Thursday, April 05, 2018


by Sally Zakariya

Front pages of The Washington Post, April 5 (left) and April 6, 1968, during the riots following Martin Luther King, Jr.’s assassination. (The Washington Post)

I was there when the city burned
smug-safe in white girl invulnerability
watching the angry smoke rise
over 14th St., hearing the sirens blare.
Mother wanted me to leave but
D.C. was my city too. Evenings
I’d walk home up 18th St.
with my black boyfriend
in time to meet the curfew
the acrid smell of tear gas
clutching at our throats.
And then we’d stop and kiss
good-night as soldiers watched.
It felt like a small victory
proof that it would all come right
but in my heart I knew
some dark veil had been lifted
some page turned and we
could never close our eyes
again to the cold facts
of what my people
had done to his.
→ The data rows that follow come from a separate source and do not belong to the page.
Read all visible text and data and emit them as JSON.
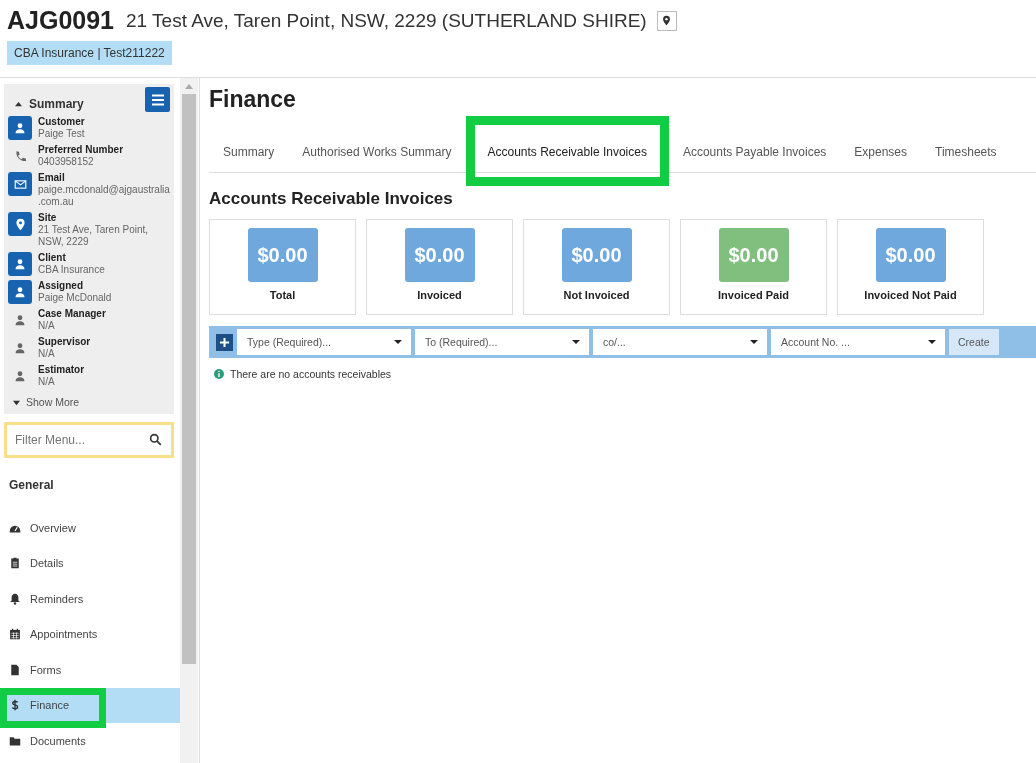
{
  "header": {
    "job_number": "AJG0091",
    "address": "21 Test Ave, Taren Point, NSW, 2229 (SUTHERLAND SHIRE)",
    "tag": "CBA Insurance | Test211222"
  },
  "summary": {
    "title": "Summary",
    "expanded": true,
    "items": [
      {
        "label": "Customer",
        "value": "Paige Test",
        "kind": "person",
        "boxed": true
      },
      {
        "label": "Preferred Number",
        "value": "0403958152",
        "kind": "phone",
        "boxed": false
      },
      {
        "label": "Email",
        "value": "paige.mcdonald@ajgaustralia.com.au",
        "kind": "email",
        "boxed": true
      },
      {
        "label": "Site",
        "value": "21 Test Ave, Taren Point, NSW, 2229",
        "kind": "pin",
        "boxed": true
      },
      {
        "label": "Client",
        "value": "CBA Insurance",
        "kind": "person",
        "boxed": true
      },
      {
        "label": "Assigned",
        "value": "Paige McDonald",
        "kind": "person",
        "boxed": true
      },
      {
        "label": "Case Manager",
        "value": "N/A",
        "kind": "person",
        "boxed": false
      },
      {
        "label": "Supervisor",
        "value": "N/A",
        "kind": "person",
        "boxed": false
      },
      {
        "label": "Estimator",
        "value": "N/A",
        "kind": "person",
        "boxed": false
      }
    ],
    "show_more": "Show More"
  },
  "filter": {
    "placeholder": "Filter Menu..."
  },
  "nav": {
    "heading": "General",
    "items": [
      {
        "label": "Overview",
        "kind": "dashboard",
        "selected": false,
        "highlighted": false
      },
      {
        "label": "Details",
        "kind": "clipboard",
        "selected": false,
        "highlighted": false
      },
      {
        "label": "Reminders",
        "kind": "bell",
        "selected": false,
        "highlighted": false
      },
      {
        "label": "Appointments",
        "kind": "calendar",
        "selected": false,
        "highlighted": false
      },
      {
        "label": "Forms",
        "kind": "file",
        "selected": false,
        "highlighted": false
      },
      {
        "label": "Finance",
        "kind": "dollar",
        "selected": true,
        "highlighted": true
      },
      {
        "label": "Documents",
        "kind": "folder",
        "selected": false,
        "highlighted": false
      }
    ]
  },
  "page_title": "Finance",
  "tabs": [
    {
      "label": "Summary",
      "selected": false,
      "highlighted": false
    },
    {
      "label": "Authorised Works Summary",
      "selected": false,
      "highlighted": false
    },
    {
      "label": "Accounts Receivable Invoices",
      "selected": true,
      "highlighted": true
    },
    {
      "label": "Accounts Payable Invoices",
      "selected": false,
      "highlighted": false
    },
    {
      "label": "Expenses",
      "selected": false,
      "highlighted": false
    },
    {
      "label": "Timesheets",
      "selected": false,
      "highlighted": false
    }
  ],
  "section_title": "Accounts Receivable Invoices",
  "totals": [
    {
      "amount": "$0.00",
      "label": "Total",
      "color": "#6fa8dc"
    },
    {
      "amount": "$0.00",
      "label": "Invoiced",
      "color": "#6fa8dc"
    },
    {
      "amount": "$0.00",
      "label": "Not Invoiced",
      "color": "#6fa8dc"
    },
    {
      "amount": "$0.00",
      "label": "Invoiced Paid",
      "color": "#81bf7f"
    },
    {
      "amount": "$0.00",
      "label": "Invoiced Not Paid",
      "color": "#6fa8dc"
    }
  ],
  "toolbar": {
    "selects": [
      {
        "placeholder": "Type (Required)..."
      },
      {
        "placeholder": "To (Required)..."
      },
      {
        "placeholder": "co/..."
      },
      {
        "placeholder": "Account No. ..."
      }
    ],
    "create_button": "Create"
  },
  "empty_message": "There are no accounts receivables"
}
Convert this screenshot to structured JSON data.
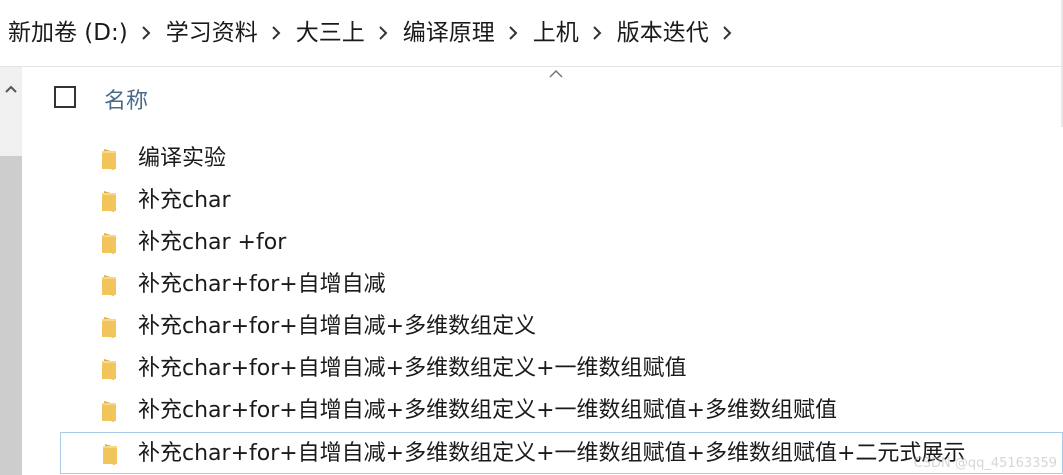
{
  "address_bar": {
    "breadcrumbs": [
      "新加卷 (D:)",
      "学习资料",
      "大三上",
      "编译原理",
      "上机",
      "版本迭代"
    ]
  },
  "header": {
    "name_column": "名称"
  },
  "files": [
    {
      "name": "编译实验"
    },
    {
      "name": "补充char"
    },
    {
      "name": "补充char +for"
    },
    {
      "name": "补充char+for+自增自减"
    },
    {
      "name": "补充char+for+自增自减+多维数组定义"
    },
    {
      "name": "补充char+for+自增自减+多维数组定义+一维数组赋值"
    },
    {
      "name": "补充char+for+自增自减+多维数组定义+一维数组赋值+多维数组赋值"
    },
    {
      "name": "补充char+for+自增自减+多维数组定义+一维数组赋值+多维数组赋值+二元式展示"
    }
  ],
  "watermark": "CSDN @qq_45163359",
  "colors": {
    "folder": "#f2c55c",
    "header_text": "#4c6a8a",
    "selection_border": "#a9cbe8",
    "scroll_thumb": "#cdcdcd"
  }
}
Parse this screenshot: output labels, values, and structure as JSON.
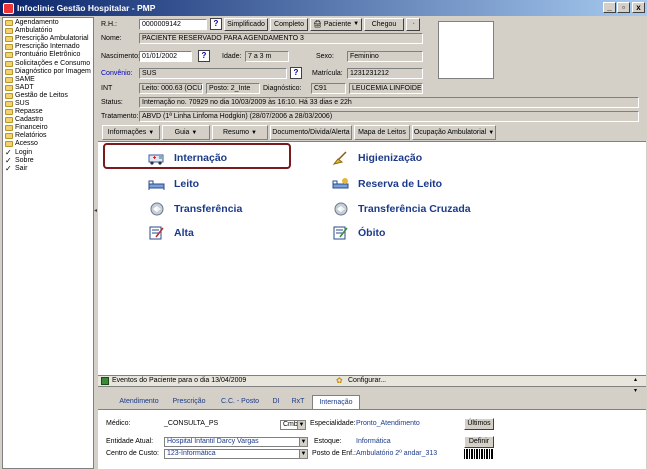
{
  "window": {
    "title": "Infoclinic Gestão Hospitalar - PMP",
    "min": "_",
    "max": "▫",
    "close": "x"
  },
  "sidebar": {
    "items": [
      {
        "label": "Agendamento",
        "icon": "folder-icon"
      },
      {
        "label": "Ambulatório",
        "icon": "folder-icon"
      },
      {
        "label": "Prescrição Ambulatorial",
        "icon": "folder-icon"
      },
      {
        "label": "Prescrição Internado",
        "icon": "folder-icon"
      },
      {
        "label": "Prontuário Eletrônico",
        "icon": "folder-icon"
      },
      {
        "label": "Solicitações e Consumo",
        "icon": "folder-icon"
      },
      {
        "label": "Diagnóstico por Imagem",
        "icon": "folder-icon"
      },
      {
        "label": "SAME",
        "icon": "folder-icon"
      },
      {
        "label": "SADT",
        "icon": "folder-icon"
      },
      {
        "label": "Gestão de Leitos",
        "icon": "folder-icon"
      },
      {
        "label": "SUS",
        "icon": "folder-icon"
      },
      {
        "label": "Repasse",
        "icon": "folder-icon"
      },
      {
        "label": "Cadastro",
        "icon": "folder-icon"
      },
      {
        "label": "Financeiro",
        "icon": "folder-icon"
      },
      {
        "label": "Relatórios",
        "icon": "folder-icon"
      },
      {
        "label": "Acesso",
        "icon": "folder-icon"
      },
      {
        "label": "Login",
        "icon": "check-icon"
      },
      {
        "label": "Sobre",
        "icon": "check-icon"
      },
      {
        "label": "Sair",
        "icon": "check-icon"
      }
    ]
  },
  "patient": {
    "rh_label": "R.H.:",
    "rh_value": "0000009142",
    "rh_help": "?",
    "simplificado": "Simplificado",
    "completo": "Completo",
    "paciente": "Paciente",
    "chegou": "Chegou",
    "nome_label": "Nome:",
    "nome_value": "PACIENTE RESERVADO PARA AGENDAMENTO 3",
    "nasc_label": "Nascimento:",
    "nasc_value": "01/01/2002",
    "nasc_help": "?",
    "idade_label": "Idade:",
    "idade_value": "7 a 3 m",
    "sexo_label": "Sexo:",
    "sexo_value": "Feminino",
    "conv_label": "Convênio:",
    "conv_value": "SUS",
    "conv_help": "?",
    "matr_label": "Matrícula:",
    "matr_value": "1231231212",
    "int_label": "INT",
    "int_value": "Leito: 000.63 (OCU)",
    "posto_value": "Posto: 2_Inte",
    "diag_label": "Diagnóstico:",
    "diag_code": "C91",
    "diag_desc": "LEUCEMIA LINFOIDE",
    "status_label": "Status:",
    "status_value": "Internação no. 70929 no dia 10/03/2009  às  16:10. Há 33 dias e 22h",
    "trat_label": "Tratamento:",
    "trat_value": "ABVD (1ª Linha Linfoma Hodgkin) (28/07/2006 a 28/03/2006)"
  },
  "menu": {
    "items": [
      "Informações",
      "Guia",
      "Resumo",
      "Documento/Divida/Alerta",
      "Mapa de Leitos",
      "Ocupação Ambulatorial"
    ]
  },
  "actions": {
    "internacao": "Internação",
    "higienizacao": "Higienização",
    "leito": "Leito",
    "reserva": "Reserva de Leito",
    "transferencia": "Transferência",
    "transf_cruzada": "Transferência Cruzada",
    "alta": "Alta",
    "obito": "Óbito"
  },
  "events": {
    "text": "Eventos do Paciente para o dia 13/04/2009",
    "config": "Configurar..."
  },
  "bottom_tabs": [
    "Atendimento",
    "Prescrição",
    "C.C. - Posto",
    "DI",
    "RxT",
    "Internação"
  ],
  "bottom": {
    "medico_label": "Médico:",
    "medico_value": "_CONSULTA_PS",
    "cmb_value": "Cmb_",
    "esp_label": "Especialidade:",
    "esp_value": "Pronto_Atendimento",
    "ultimos": "Últimos",
    "entidade_label": "Entidade Atual:",
    "entidade_value": "Hospital Infantil Darcy Vargas",
    "estoque_label": "Estoque:",
    "estoque_value": "Informática",
    "definir": "Definir",
    "cc_label": "Centro de Custo:",
    "cc_value": "123-Informática",
    "posto_label": "Posto de Enf.:",
    "posto_value": "Ambulatório 2º andar_313"
  }
}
Sally Zakariya’s Pushcart Prize-nominated poetry has appeared in some 70 print and online journals. She is the author, most recently, of When You Escape (Five Oaks Press, 2016), as well as Insectomania (2013) and Arithmetic and other verses (2011), and the editor of Joys of the Table (2015). Her chapbook Personal Astronomy is forthcoming from Finishing Line Press.